Written and Directed by Billy Ray
Cast: Jeff Daniels, Brendan Gleeson, Holly Hunter, Jennifer Ehle, Scoot McNairy, Amy Seimetz, Steven Pasquale, Brian D’arcy Smith, Michael Kelly, Oona Chaplin
It’s amazing how much of the zeitgeist the current political climate has become that not only is it fuelling so much of the conversations that we are now having, but that film and television aren’t even waiting years or even decades to pass before trying to produce dramas about the election of Donald Trump, the Brexit referendum results or any of the surrounding narratives around them.
Like a Saturday Night Live sketch, Hollywood has seemingly thrown itself into a ring whereby we’re now getting to see famous faces dressing up as figures we’re more prone to see in the nightly news, but where SNL goes for the joke, things like The Comey Rule or the recent feature film Bombshell aims for the drama, albeit in a witty fashion, attempting to hit home with political and social truths while also having fun in seeing A-list stars playing dress up as (in)famous figures from politics and the media.
The Comey Rule comes to our television screens centred around Jeff Daniels’ portrayal of the former FBI director, but which has been scoring a lot of publicity for the casting of Brendan Gleeson as Trump, whose shadowed profile in early promotional images were uncanny when compared to the real thing.
There is a danger in watching an expensive looking production like this that it might come off as one of those aforementioned SNL sketches but without the laughs (although in truth SNL has been relying on Baldwin’s portrayal so much that the joke is starting to wear thin). With the cast populated by the aforementioned Daniels and Gleeson, as well as Jennifer Ehle, Amy Seimetz, Oona Chaplin, Steven Pasquale, Brian D’arcy Smith, Michael Kelly and Kingsley Ben-Adir, and the whole thing written and directed by Billy Ray, it’s clear that ‘prestige television’ is what it’s aiming for, and for the most part it works, especially for these first two hours.
The spectre of Trump himself haunts the first half of The Comey Rule more than anything. We’re given a tease of Gleeson’s portrayal through his leery behaviour at what appears to be a Miss World competition where we only see him from the back of the head (although Gleeson appears to have larger than appropriate hands for the role), with a large part of the focus placed on Comey and the work of the FBI during the investigation into Hillary Clinton’s e-mails and the potential involvement of Russian hackers into the election.

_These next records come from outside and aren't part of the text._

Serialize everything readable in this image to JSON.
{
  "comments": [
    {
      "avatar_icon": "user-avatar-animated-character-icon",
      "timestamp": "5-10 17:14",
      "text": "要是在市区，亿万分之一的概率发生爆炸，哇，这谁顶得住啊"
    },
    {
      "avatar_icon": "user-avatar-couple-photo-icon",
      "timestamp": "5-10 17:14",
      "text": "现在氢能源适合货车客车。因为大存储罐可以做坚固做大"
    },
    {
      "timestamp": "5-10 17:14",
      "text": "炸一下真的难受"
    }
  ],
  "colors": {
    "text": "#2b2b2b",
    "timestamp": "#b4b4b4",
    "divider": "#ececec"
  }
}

Everything is very much filtered through Jeff Daniels’ performance and it’s that performance that carries so much of everything here. One of the most likeable performers on screen and stage, Daniels steps into the role of someone pretty much seen as a pariah of 2016, but who is portrayed here as a character so devoted to the notion of right against wrong and a moral sense of justice that he isn’t afraid of pursuing any investigation even if the timing is damaging and the fallout could hurt him.
The possibility of satire itself is ripe for such a character. He is such a straight arrow he isn’t afraid to even admit to President Obama that he voted for McCain and Romney, and one of the most genuinely funniest moments of the episode is when he asks to be explained what a ‘golden shower’ when the possibility of Russian blackmail of Trump is brought into the conversation.
The threat that such a portrayal could fall into the realm of straight-laced humourless FBI agent the likes of which are spoofed on The Simpsons or referred to by Tommy Lee Jones in Men in Black is a real danger here, but Daniels acts the hell out of it and it’s his portrayal of someone who is so infallible morally that he dares to make decisions that literally put him between a rock and a hard place that makes the first two hours of The Comey Rule work as dramatically well as they do.
We get Scoot McNairy doing his version of Rod Rosen, William Sadler as Michael Flynn, and Kingsley Ben-Adir as Obama, and there’s always fun to be had in watching Hollywood stars playing dress up in the name of political drama (more so when it’s devoted to being as serious as this is), but it works the best when presenting Comey having to face criticism from those around him, including his wife. Jennifer Ehle could be stuck with a thankless role, but she elevates it with well delivered arguments about what it could mean for their daughters and their future if Trump is elected. Such arguments have a potent power to them given that we know where these first two hours are going to end up and that quiet unspoken moment between the two of them that closes the episode is quietly devastating.
The question going into its second half is if the drama can work as well now that Trump will play a larger part, or if like the actual Trump in real life, he could end up ruining it all.
The Comey Rule is available to stream on Showtime in the U.S and on Sky Box Sets and Now TV in the U.K.